I've been involved in a number of conversations about job evaluation lately, and it occurred to me that it might be a good idea to do a few posts on the topic. This is the first in what I anticipate will be a series.
A basic definition might be a good place to begin. At its essence, job evaluation is a process or methodology for measuring and determining the relative worth of jobs. Typically, at least in my world, this is done in order to establish relative pay opportunities.
When people talk about job evaluation methods, often they are referring specifically to formal, job content-based evaluation approaches like point factor plans (more on these at a later time). I find it helpful to think about job evaluation in a broader sense. From my perspective, job evaluation exists, formally or informally, in every organization that pays employees wages or salaries (unless it happens to pay every single employee at the same rate). It may be a "by-the-seat-of-our-pants" approach, but it's there nonetheless.
Coming from this broader point of view, I believe that there are two major categories of job evaluation approaches:
- Market, or external-based, job evaluation. With this kind of approach, the relative worth and pay opportunities of different jobs are based on their market value or "going rate" in the marketplace. Job content or internal job relationships may also be taken into account, but are typically secondary considerations.
- Job content, or internal-based, job evaluation. With this type of approach, the relative worth and pay opportunities of different jobs are based on an assessment of their content (i.e., responsibilities, requirements) and their relationship to other jobs within the organization. With more simplistic approaches in this category, the job is looked at in its entirety, as a whole. With some of the more complex approaches in this category, jobs are broken down into and assessed by their different elements or "factors" (i.e. decision making, relationships). Market influences may also be taken into account, but are typically secondary considerations.

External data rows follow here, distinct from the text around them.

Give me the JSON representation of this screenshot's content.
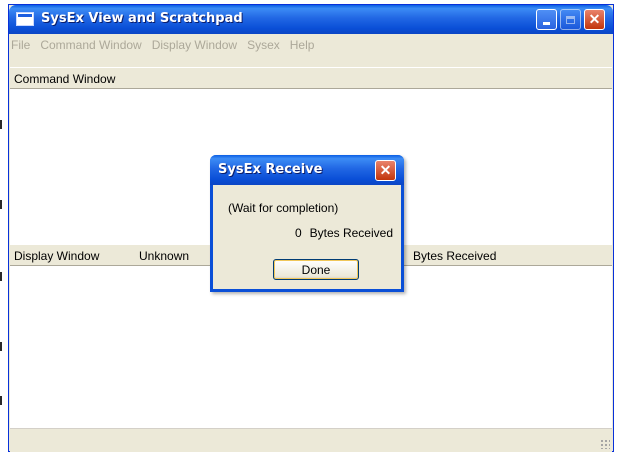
{
  "window": {
    "title": "SysEx View and Scratchpad"
  },
  "menubar": {
    "items": [
      "File",
      "Command Window",
      "Display Window",
      "Sysex",
      "Help"
    ]
  },
  "command_pane": {
    "label": "Command Window"
  },
  "display_pane": {
    "label": "Display Window",
    "type_label": "Unknown",
    "bytes_label": "Bytes Received"
  },
  "dialog": {
    "title": "SysEx Receive",
    "message": "(Wait for completion)",
    "count": "0",
    "count_label": "Bytes Received",
    "button_label": "Done"
  },
  "icons": {
    "app": "window-icon",
    "minimize": "minimize-icon",
    "maximize": "maximize-icon",
    "close": "close-icon",
    "resize": "resize-grip-icon"
  },
  "colors": {
    "titlebar": "#0a4fd7",
    "face": "#ece9d8",
    "disabled_text": "#aca899",
    "close_button": "#c2350c"
  }
}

From my perspective, watching the field of employee compensation over the past 20+ years, formal job evaluation (particularly the job content types of approaches) seems to float in and out of vogue over time. Overall, I sense that many more formal (and job content based) evaluation plans have fallen out of favor with many organizations, being seen as too rigid and bureaucratic for today's business environment. There is also a lot of discussion underway about whether job-based pay programs, overall, should be replaced with person-based pay programs (and that is, for sure, a topic for another post).
Still, I think that job evaluation - broadly speaking - continues to play a critical in setting the foundation of most compensation programs. Look for more to come on the topic soon.